It’s empowering to have a craving and then be able to turn that craving into a reality. Case in point, these donuts.
I made both Boston Cream Donuts and Jelly Donuts that pass the kitchen test (as long as you’re making your own stevia). They are a fantastic twist on the traditional cupcake for birthday parties but since I don’t have children I just eat them as regular dessert. I love them. They’re basically cream-filled or jam-filled balls of awesomeness.
And don’t be intimidated! The assembly sounds a little complicated but it really, really isn’t.
Gluten-Free Boston Cream Donuts
- 1/2 cup cooked butternut squash
- 3/4 cup water
- 1/4 cup honey
- 2 tablespoons coconut oil
- 1 tablespoon vanilla extract
- 1/2 teaspoon celtic sea salt
- 1/4 teaspoon baking soda
- 10 drops liquid vanilla stevia
- 2 tablespoons psyllium husk powder
- 1/2 cup coconut flour
- Jam and/or Vanilla Cream filling
- Honey Chocolate Mousse for frosting
Preheat the oven to 375° F.
Line a baking sheet with parchment paper.
Add all the ingredients but the coconut flour to a food processor or bowl.
Blend either with the food processor or if it's already in the bowl, use an electric hand mixer.
Transfer from the food processor to a bowl.
Add coconut flour.
Blend with a hand mixer.
With your hands, form the dough into 8 balls and put on the baking sheet.
Bake for 35 to 45 minutes.
Insert a small pairing knife into the side of the donut.
Move the knife back and forth to create space inside the donut.
Scoop the jam or vanilla frosting into a plastic bag.
Snip the corner of the bag.
Insert the snipped corner into the donut.
Squeeze the jam/frosting in until the donut puffs up.
Frost the top of the donut with the Honey Chocolate Mousse Frosting.
About the Author
Lillian Medville is a food blogger who is allergic to gluten/grains, dairy, cane sugar, and soy.
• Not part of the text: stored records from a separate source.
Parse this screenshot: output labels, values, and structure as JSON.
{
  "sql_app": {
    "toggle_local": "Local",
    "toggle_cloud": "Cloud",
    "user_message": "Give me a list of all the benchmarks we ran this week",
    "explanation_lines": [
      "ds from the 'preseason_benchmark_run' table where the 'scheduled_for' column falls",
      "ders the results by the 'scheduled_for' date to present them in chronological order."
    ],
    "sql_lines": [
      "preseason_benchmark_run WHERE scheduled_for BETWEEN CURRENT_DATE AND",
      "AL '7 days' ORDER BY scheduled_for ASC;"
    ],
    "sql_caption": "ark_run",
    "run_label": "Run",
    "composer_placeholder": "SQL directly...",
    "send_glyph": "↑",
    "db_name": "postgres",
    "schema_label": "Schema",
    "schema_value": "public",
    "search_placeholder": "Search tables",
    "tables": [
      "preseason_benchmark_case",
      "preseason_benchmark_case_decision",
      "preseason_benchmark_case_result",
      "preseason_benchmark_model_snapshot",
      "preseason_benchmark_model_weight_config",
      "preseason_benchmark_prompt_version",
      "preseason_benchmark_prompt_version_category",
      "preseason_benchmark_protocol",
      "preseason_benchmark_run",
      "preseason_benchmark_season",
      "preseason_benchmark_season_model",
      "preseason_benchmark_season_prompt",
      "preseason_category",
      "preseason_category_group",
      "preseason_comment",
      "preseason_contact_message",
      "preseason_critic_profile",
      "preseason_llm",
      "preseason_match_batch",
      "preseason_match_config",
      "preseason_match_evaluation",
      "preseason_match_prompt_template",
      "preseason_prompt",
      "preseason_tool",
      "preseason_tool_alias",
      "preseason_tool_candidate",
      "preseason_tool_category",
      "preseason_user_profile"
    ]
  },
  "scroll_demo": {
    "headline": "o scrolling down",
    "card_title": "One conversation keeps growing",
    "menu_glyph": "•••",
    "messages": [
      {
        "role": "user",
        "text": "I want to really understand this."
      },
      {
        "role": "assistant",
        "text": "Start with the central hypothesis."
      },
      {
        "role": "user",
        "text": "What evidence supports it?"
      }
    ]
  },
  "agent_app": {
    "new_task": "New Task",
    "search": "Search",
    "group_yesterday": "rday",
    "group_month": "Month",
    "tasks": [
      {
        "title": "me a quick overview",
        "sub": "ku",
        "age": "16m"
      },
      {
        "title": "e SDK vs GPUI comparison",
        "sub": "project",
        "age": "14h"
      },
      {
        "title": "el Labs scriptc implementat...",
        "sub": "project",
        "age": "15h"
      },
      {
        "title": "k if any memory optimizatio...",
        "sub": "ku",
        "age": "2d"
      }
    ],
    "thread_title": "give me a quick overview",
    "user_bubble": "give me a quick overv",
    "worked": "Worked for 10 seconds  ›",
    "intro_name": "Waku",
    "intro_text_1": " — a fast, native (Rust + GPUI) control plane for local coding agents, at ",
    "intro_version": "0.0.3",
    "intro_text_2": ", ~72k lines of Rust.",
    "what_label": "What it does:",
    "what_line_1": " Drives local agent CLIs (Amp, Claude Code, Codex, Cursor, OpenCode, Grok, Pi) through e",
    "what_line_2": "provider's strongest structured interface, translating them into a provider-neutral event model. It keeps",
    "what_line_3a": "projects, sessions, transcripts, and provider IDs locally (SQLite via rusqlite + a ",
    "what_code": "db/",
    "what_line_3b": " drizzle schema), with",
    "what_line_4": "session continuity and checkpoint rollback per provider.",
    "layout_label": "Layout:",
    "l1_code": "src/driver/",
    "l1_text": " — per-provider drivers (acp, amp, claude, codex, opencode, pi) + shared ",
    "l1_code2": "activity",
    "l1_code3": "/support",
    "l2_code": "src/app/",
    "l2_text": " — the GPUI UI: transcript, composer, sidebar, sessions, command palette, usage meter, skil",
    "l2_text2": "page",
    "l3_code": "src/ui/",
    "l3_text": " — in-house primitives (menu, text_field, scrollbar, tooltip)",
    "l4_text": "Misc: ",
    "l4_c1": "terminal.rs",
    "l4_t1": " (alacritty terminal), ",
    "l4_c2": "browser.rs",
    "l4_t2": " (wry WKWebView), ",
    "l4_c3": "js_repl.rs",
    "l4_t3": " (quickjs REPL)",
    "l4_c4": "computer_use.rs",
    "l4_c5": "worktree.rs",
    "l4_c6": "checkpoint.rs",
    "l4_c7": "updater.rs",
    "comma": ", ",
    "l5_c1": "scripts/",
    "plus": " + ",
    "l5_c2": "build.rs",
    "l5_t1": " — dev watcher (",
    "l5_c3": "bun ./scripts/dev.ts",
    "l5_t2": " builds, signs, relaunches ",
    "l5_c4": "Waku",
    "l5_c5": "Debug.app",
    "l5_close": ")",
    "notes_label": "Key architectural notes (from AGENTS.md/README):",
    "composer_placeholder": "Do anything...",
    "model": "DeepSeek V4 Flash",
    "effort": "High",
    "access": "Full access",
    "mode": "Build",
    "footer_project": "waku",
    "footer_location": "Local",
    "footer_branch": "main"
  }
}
Her struggle to understand her own allergies (It took her ten years for her to figure them all out) and to help others battling similar issues inspired her to create Lillian’s Test Kitchen, where she has been making other people’s gluten-free, grain-free, dairy-free, soy-free, cane-sugar-free recipes for the very first time on camera for the past several years. You’ll also find her chatting about real foods, the emotional impact of food allergies, and on her other things that make her happy on Twitter, Facebook and Pinterest.